• [Excerpts from an interface dataset]
# # # #
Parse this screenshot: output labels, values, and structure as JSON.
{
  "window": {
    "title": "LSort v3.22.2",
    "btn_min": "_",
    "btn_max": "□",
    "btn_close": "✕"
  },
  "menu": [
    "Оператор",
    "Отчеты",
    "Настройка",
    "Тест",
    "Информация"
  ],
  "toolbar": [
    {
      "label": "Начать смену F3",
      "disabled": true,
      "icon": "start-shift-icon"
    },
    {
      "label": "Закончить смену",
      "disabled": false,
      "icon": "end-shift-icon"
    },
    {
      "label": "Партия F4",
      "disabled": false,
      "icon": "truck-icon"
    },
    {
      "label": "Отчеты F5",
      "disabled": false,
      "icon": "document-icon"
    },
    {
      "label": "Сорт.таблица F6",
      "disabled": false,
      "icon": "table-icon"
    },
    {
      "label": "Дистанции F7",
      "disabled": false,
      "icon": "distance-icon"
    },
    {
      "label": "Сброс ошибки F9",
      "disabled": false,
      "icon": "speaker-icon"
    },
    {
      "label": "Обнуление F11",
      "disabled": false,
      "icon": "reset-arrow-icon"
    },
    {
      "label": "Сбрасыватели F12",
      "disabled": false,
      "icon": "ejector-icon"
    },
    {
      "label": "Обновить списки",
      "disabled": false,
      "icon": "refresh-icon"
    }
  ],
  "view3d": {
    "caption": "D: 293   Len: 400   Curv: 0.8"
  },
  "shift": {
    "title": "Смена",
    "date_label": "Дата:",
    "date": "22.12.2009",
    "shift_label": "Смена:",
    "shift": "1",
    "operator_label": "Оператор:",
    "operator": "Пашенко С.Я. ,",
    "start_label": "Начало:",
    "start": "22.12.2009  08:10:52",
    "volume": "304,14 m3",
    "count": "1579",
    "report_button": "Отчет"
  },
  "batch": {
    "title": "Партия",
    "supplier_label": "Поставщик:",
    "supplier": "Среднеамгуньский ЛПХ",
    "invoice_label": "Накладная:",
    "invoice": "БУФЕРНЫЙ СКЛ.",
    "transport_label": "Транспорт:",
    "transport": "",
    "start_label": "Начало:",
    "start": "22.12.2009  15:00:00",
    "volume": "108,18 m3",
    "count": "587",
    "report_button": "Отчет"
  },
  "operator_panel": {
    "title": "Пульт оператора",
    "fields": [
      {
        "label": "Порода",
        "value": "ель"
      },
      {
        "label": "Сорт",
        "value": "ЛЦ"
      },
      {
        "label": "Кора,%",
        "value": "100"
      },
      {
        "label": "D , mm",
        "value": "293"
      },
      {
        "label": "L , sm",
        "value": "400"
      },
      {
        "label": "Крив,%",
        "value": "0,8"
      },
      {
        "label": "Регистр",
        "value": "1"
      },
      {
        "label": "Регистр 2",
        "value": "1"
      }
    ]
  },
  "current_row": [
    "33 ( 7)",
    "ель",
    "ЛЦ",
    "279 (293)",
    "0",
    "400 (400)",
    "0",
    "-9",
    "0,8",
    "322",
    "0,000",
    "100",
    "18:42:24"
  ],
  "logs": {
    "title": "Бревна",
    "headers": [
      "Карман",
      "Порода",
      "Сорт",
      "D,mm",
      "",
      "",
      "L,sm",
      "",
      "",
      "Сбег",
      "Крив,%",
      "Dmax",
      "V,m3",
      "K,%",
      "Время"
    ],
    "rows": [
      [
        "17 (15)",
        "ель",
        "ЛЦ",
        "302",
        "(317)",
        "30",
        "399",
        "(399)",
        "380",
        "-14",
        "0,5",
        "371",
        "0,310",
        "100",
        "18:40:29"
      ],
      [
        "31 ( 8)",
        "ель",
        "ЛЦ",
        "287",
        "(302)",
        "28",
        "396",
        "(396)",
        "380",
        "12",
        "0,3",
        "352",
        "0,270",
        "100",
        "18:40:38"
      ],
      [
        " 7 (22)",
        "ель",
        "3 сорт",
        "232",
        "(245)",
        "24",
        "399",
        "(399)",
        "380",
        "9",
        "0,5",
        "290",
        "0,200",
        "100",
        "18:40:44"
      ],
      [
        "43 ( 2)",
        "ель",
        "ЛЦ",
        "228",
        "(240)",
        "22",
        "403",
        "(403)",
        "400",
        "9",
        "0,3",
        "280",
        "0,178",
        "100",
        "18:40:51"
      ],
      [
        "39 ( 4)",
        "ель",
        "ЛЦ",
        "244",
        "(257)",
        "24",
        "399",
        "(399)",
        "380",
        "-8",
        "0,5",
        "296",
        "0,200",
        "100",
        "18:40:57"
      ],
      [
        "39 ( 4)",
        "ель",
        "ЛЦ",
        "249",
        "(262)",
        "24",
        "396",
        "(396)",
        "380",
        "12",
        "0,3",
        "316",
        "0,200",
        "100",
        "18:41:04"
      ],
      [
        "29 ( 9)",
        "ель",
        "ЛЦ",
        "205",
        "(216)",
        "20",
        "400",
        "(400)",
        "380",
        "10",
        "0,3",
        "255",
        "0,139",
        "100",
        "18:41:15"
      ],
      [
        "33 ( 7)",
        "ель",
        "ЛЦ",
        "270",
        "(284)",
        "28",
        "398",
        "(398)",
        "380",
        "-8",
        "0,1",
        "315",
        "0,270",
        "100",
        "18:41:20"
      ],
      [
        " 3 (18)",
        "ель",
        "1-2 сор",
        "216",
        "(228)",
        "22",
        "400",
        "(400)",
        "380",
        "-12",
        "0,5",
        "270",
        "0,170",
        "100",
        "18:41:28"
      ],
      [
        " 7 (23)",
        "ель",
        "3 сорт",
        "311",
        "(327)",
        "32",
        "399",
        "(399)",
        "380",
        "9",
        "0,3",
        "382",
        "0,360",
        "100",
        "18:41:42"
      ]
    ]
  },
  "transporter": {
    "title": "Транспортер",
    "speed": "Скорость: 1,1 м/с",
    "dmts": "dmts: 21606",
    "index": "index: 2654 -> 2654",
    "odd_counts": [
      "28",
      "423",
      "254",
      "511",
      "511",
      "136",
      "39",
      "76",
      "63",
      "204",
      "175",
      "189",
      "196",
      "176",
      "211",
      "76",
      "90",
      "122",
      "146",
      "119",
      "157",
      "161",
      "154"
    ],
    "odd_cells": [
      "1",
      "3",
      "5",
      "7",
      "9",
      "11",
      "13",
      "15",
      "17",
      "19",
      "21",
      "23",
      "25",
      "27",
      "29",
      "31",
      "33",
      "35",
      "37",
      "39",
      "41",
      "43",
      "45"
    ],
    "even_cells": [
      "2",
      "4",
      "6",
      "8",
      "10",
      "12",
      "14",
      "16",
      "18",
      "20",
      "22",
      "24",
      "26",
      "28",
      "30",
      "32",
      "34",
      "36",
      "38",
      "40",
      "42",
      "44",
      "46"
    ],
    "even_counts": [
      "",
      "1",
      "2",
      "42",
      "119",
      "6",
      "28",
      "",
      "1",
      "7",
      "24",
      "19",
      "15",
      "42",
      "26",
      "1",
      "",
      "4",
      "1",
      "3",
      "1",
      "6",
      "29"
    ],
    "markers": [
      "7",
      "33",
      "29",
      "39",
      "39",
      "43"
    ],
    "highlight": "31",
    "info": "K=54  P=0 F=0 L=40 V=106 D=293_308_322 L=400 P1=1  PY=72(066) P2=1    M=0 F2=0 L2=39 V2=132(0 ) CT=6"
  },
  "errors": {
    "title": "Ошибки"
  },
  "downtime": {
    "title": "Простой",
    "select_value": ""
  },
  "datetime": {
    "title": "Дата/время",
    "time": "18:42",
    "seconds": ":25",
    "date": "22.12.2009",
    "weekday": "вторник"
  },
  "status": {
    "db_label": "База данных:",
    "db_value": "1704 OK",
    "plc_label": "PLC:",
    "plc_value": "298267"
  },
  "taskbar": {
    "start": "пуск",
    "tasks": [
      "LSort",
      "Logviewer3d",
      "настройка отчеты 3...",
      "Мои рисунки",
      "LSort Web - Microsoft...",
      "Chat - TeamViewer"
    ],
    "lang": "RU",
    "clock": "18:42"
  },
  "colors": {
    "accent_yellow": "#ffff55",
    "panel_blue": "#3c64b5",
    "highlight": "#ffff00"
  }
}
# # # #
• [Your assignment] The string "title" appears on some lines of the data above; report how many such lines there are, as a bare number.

• [Solution to this problem] 9